3 sisters refers to the practice of growing corn, climbing beans and squash closely together with the corn providing scaffolding for the beans, the beans providing nitrogen fixing and their hairy stems dissuading insects, and the squash shading out weeds and enabling water retention by the soil. My 3 sisters appear to be doing ok, though I now realize some fine tuning is needed for next year.
You can see the beans wrapping round the stalks.
But is the corn handy scaffolding, or are the beans strangling the corn?
Next year I will give the corn a head start rather than plant the beans simultaneously with the corn.
a new brush
I have 2 water pumps for my rainwater harvesting operations and a couple days ago the one pump was very hesitant on the first go round and refused to start when I needed it a second time. I remember in South Africa how it was well known that women could fix electrical appliances by giving them a kick – the floor polisher doesn’t work, kick it. A well aimed kick could even start a car. So I thought what the heck and I kicked the pump and it started up and ran for a bit. And then stopped. Must be the brushes I thought. There are 2 brushes to a motor and they are easily replaced.
The first brush appeared fine with much remaining life. Could it really be the brushes I thought since the 2nd brush presumably replicated the condition of the first.

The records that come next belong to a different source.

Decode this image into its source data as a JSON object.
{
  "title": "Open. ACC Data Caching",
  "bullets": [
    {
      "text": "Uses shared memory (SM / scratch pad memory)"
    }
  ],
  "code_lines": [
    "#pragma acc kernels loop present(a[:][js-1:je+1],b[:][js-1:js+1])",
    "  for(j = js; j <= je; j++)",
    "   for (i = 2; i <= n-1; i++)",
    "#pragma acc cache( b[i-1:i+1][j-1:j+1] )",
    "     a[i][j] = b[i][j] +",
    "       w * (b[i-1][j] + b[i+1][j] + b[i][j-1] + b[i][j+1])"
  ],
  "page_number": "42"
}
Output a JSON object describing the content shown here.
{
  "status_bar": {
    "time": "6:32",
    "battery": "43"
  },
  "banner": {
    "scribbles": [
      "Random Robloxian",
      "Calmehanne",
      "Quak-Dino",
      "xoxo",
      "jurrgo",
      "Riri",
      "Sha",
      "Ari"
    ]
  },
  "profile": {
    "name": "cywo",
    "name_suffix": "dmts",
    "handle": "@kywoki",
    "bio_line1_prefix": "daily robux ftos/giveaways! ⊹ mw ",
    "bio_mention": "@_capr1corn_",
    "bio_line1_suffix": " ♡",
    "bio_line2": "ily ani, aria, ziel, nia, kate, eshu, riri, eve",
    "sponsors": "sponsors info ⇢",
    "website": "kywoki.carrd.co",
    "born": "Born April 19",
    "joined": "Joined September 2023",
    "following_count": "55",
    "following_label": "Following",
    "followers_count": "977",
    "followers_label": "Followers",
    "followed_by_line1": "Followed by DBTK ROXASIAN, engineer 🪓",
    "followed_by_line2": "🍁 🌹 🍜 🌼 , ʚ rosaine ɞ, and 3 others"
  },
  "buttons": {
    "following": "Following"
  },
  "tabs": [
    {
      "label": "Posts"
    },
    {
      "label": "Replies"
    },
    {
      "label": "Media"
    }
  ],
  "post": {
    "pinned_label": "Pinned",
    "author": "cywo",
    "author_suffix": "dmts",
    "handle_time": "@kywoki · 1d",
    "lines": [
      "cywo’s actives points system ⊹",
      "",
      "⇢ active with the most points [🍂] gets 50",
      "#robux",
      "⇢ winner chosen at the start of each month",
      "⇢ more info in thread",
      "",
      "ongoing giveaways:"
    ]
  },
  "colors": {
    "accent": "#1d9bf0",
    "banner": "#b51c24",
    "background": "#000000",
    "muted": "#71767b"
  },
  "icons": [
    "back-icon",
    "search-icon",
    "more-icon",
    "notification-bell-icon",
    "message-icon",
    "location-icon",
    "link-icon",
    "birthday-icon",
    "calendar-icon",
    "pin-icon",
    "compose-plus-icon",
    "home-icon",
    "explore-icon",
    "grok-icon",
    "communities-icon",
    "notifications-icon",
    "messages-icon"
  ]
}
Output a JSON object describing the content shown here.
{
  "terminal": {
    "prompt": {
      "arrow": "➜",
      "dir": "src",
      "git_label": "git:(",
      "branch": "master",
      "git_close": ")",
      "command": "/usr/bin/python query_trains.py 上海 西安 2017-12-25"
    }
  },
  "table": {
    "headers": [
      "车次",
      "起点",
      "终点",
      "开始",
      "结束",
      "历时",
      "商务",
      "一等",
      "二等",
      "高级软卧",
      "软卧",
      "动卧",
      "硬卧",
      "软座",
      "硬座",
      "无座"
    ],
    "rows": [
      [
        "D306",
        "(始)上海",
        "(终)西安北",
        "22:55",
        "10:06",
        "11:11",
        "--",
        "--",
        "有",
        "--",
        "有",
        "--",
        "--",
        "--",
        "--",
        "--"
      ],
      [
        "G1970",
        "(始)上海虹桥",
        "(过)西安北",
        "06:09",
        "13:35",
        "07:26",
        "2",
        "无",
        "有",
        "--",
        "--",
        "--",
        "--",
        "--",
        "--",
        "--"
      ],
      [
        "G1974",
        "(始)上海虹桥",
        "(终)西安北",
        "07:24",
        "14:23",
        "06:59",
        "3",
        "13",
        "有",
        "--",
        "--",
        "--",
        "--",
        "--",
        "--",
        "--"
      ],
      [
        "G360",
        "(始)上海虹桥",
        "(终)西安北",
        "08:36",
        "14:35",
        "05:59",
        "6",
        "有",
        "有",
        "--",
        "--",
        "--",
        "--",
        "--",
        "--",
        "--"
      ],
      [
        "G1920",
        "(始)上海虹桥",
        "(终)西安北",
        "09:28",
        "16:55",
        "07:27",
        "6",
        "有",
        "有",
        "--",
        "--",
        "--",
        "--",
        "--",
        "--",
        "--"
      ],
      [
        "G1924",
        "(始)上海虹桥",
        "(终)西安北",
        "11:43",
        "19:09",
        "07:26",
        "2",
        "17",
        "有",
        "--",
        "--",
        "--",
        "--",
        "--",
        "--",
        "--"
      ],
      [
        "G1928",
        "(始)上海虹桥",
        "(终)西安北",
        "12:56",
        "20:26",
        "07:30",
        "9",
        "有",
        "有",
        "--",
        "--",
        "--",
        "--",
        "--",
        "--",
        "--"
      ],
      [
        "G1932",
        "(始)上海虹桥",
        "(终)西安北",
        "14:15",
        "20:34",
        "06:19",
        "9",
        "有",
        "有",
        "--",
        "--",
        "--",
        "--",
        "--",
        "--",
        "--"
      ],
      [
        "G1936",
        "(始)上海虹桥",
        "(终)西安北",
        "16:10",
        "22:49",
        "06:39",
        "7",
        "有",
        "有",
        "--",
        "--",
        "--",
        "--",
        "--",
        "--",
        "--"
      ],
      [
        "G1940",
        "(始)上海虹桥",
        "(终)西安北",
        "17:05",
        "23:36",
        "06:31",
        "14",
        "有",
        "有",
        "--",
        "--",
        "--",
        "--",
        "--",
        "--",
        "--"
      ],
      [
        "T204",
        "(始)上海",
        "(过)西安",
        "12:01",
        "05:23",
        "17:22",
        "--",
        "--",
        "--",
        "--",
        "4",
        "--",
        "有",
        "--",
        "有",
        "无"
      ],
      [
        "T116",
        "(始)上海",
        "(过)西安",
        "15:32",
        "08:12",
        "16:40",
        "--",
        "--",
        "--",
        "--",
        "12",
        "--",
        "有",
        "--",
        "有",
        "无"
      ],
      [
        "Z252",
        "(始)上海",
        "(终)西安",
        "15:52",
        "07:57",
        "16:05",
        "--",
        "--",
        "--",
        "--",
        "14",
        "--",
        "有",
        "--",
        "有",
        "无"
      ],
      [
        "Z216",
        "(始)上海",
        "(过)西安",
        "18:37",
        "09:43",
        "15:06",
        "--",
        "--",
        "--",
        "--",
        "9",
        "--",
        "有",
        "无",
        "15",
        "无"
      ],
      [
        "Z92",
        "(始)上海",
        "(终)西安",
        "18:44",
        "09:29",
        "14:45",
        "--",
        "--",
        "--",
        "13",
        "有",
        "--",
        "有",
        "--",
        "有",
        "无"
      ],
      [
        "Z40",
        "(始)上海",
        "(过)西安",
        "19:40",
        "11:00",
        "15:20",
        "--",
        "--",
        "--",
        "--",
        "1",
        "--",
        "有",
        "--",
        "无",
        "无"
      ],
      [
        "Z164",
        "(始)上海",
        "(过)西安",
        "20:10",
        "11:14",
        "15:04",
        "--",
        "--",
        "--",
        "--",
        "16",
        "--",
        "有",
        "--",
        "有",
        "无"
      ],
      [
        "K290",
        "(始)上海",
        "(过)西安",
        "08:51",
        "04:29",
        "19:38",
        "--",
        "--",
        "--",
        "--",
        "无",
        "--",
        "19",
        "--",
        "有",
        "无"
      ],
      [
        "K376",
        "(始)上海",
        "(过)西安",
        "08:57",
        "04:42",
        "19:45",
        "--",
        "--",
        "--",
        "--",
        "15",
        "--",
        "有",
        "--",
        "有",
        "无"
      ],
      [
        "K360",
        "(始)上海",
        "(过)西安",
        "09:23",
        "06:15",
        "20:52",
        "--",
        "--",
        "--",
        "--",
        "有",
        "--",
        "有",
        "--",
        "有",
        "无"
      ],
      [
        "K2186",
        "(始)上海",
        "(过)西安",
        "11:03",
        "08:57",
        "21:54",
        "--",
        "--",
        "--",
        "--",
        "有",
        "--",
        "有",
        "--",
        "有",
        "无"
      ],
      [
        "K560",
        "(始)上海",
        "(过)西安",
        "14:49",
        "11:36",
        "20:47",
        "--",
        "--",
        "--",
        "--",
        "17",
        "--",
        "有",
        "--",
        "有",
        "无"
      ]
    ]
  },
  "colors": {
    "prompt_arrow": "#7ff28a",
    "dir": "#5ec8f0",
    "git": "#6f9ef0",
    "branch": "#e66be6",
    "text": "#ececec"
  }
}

I cannibalized a disabled pump (see previous posts on ice damage to water pumps) and the pump started easily. A quick inexpensive repair.
problem = solution
Transforming the problem into the solution is a permaculture mantra and discovering instances are pleasing to the audience and more so the discoverer. I have a problem with rats and mice in my coop. They are experienced tunnelers and prefer to live in chambers below the dirt floor because they are there protected from the elements, have easy access to food and water, less threatened by snakes and lots of bedding material like pine shavings and snips of plastic bags. They are fastidious home proud family members and unfairly branded rodents and vermin. However they are unwelcome in my coop and I tire of their telltale poop strewn on ledges and even in the chicken feed, so I want them out.
In the beginning I refilled their holes with excavated dirt; then I hammered stones into the hole entrances; then I bought sacks of concrete and concreted the holes. In 1 week I used the entire contents of a 60 lb bag of concrete. I then became a bit more creative. I poured water into their holes and once, a bedraggled rat charged out the hole. On other occasions, who knows, an inhabitant may have been trapped inside to a watery end. Some chambers were large and absorbed 4 gallons of water before the entrance brimmed. I know moth balls would have been effective, or so I have been told, but I did not want anything noxious in the coop. And then as I was shoveling chicken poop into a bucket – a brain wave. Save the haul to the fruit tree and just slide it into the hole. Followed by a good water drenching and a concrete cap. Maybe it will work and the labor of chicken poop disposal engineered into a triumph over the inveterate tunnelers.
food from the garden
Lots to eat these days.
Supplemented with soy patties, mango chutney and sweet potato. And several glasses of zin. However, the melon which looked promising on the outside.
Was picked too early.
Wait maybe another week.